In an earlier post about haiku, Writing on the Head of a Pin, 2019 Haiku Editor Kaye Linden suggested that each word must count, each word must offer meaning.
Our guidelines also noted that the widely-practiced 5-7-5-syllable format isn't necessary. Japanese haiku is based on sounds, not syllables, and many of our haiku entries--as in other contemporary literary journals--vary in number of syllables (see Haiku Society of America and their journal, frogpond).
We invited haiku with "a juxtaposition, a flash of surprise, an interesting perspective on life," and the symbolism in Michael Dylan Welch's Haiku First Prize winning work arises from a juxtaposition of action/variety of flower/ Chinese Zodiac sign.
The Chinese Zodiac, represented by twelve animals, corresponds to a cycle of years. From February 5, 2019 to February 24, 2020, for example, we are in a Year of the Pig--the pig a symbol of wealth whose chubby face and big ears denote good fortune.
I've added in parentheses below a few qualities of each of the twelve animals, so you can see the clever depth of Welch's few words. For example, in the "year of the rat" (the rat characterized as quick-witted and persuasive), someone who has damaged a violin leaves three exotic African violets with the mended violin as a charming and disarming apology.

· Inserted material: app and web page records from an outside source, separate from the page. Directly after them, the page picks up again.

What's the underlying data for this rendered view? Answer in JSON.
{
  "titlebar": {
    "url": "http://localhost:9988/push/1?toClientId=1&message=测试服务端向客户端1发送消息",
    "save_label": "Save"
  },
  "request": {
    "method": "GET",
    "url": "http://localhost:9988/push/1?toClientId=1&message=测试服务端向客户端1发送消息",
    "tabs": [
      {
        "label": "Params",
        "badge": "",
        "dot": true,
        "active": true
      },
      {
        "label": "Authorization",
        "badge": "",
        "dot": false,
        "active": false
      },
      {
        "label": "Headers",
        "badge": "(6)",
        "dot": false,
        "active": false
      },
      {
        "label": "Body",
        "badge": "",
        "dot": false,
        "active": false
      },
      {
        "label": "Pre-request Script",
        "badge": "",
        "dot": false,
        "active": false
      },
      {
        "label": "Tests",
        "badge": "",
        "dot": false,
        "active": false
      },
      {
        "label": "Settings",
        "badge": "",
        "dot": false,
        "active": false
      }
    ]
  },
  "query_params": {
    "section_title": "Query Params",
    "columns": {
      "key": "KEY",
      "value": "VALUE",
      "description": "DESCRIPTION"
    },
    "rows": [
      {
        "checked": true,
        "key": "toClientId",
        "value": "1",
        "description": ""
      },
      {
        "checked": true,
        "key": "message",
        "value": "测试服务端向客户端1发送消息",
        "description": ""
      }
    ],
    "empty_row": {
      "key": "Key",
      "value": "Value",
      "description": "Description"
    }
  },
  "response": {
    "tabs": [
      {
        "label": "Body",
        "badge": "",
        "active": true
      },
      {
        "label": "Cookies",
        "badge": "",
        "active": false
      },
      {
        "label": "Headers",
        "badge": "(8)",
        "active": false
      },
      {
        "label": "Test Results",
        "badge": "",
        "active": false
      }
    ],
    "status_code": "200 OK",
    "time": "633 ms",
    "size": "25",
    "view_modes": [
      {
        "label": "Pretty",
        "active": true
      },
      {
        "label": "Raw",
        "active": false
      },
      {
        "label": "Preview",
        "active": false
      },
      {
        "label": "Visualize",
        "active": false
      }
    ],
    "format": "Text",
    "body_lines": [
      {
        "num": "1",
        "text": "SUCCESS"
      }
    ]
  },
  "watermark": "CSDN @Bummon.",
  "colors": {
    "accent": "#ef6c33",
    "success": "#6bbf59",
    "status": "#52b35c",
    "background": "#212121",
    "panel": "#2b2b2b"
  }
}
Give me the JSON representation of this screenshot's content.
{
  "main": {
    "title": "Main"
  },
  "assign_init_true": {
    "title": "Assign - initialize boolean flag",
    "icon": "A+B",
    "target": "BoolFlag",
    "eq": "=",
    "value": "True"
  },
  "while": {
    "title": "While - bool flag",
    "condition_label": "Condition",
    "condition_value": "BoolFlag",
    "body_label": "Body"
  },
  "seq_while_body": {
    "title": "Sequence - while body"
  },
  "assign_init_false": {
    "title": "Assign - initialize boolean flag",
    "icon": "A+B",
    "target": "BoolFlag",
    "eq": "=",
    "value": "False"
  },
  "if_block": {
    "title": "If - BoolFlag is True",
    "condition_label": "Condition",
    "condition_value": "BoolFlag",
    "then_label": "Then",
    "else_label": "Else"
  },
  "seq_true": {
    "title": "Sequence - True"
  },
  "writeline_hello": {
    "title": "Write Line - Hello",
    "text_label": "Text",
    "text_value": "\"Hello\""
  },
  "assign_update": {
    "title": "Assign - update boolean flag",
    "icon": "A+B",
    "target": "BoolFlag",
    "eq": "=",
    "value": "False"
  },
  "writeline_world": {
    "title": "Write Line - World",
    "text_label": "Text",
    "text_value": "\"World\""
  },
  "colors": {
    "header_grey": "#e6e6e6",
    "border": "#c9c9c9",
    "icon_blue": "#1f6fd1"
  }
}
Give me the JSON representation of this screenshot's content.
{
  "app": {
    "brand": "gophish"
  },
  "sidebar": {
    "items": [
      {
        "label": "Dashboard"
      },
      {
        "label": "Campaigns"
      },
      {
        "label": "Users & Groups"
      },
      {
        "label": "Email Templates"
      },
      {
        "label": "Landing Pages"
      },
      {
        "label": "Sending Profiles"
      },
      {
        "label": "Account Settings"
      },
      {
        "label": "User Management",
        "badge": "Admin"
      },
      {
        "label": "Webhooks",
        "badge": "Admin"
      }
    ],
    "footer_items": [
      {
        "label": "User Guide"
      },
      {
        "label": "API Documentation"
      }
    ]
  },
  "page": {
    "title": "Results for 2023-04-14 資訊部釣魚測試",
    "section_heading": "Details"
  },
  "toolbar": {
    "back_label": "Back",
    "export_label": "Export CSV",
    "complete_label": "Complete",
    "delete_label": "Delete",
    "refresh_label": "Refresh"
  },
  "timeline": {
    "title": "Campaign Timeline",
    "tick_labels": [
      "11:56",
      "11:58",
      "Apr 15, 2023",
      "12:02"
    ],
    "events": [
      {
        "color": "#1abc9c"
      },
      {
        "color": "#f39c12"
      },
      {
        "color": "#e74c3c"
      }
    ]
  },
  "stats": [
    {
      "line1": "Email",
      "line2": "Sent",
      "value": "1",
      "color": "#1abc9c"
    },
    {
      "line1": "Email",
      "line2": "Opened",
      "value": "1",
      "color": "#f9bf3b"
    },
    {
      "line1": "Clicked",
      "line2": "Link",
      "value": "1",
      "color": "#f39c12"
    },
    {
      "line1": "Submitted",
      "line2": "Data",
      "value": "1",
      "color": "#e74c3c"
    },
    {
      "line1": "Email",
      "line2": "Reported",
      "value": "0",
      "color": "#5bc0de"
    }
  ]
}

It is our good fortune to have haiku master Michael Dylan Welch's work in Bacopa Literary Review 2019, and I leave readers to further discern the symbolic range of sign-flower-action in his prize-winning haiku:
Shēngxiào / 生肖
year of the rat-- (quick-witted, persuasive)
three African violets
by the mended violin
year of the ox-- (patient, kind)
left in the letterbox
year of the tiger-- (authoritative, courageous)
the glow of cineraria
in misty moonlight
year of the rabbit-- (compassionate, sincere)
the unfinished painting
of purple jasmine
year of the dragon-- (fearless, charismatic)
a bleeding heart
fallen to the mantel
year of the snake-- (introverted, smart)
for the election winner
year of the horse-- (impatient, independent)
a pair of calla lilies
nodding in a vase
year of the goat-- (mild-mannered, peace-loving)
a red carnation
in the journalist's lapel
year of the monkey-- (fun, active)
the encyclopedia opens
year of the rooster-- (independent, practical)
talking so much in the garden
she misses my gladiolas
year of the dog-- (diligent, faithful)
rose bushes hiding
a garden gnome
year of the pig-- (loving, appreciative of luxury)
* * *Michael Dylan Welch has served as Poet Laureate for Redmond, Washington, runs National Haiku Writing Month and his website Graceguts, devoted mostly to poetry. His poems, essays, and reviews have appeared in hundreds of journals and anthologies in more than twenty languages. He lives in Sammamish, Washington.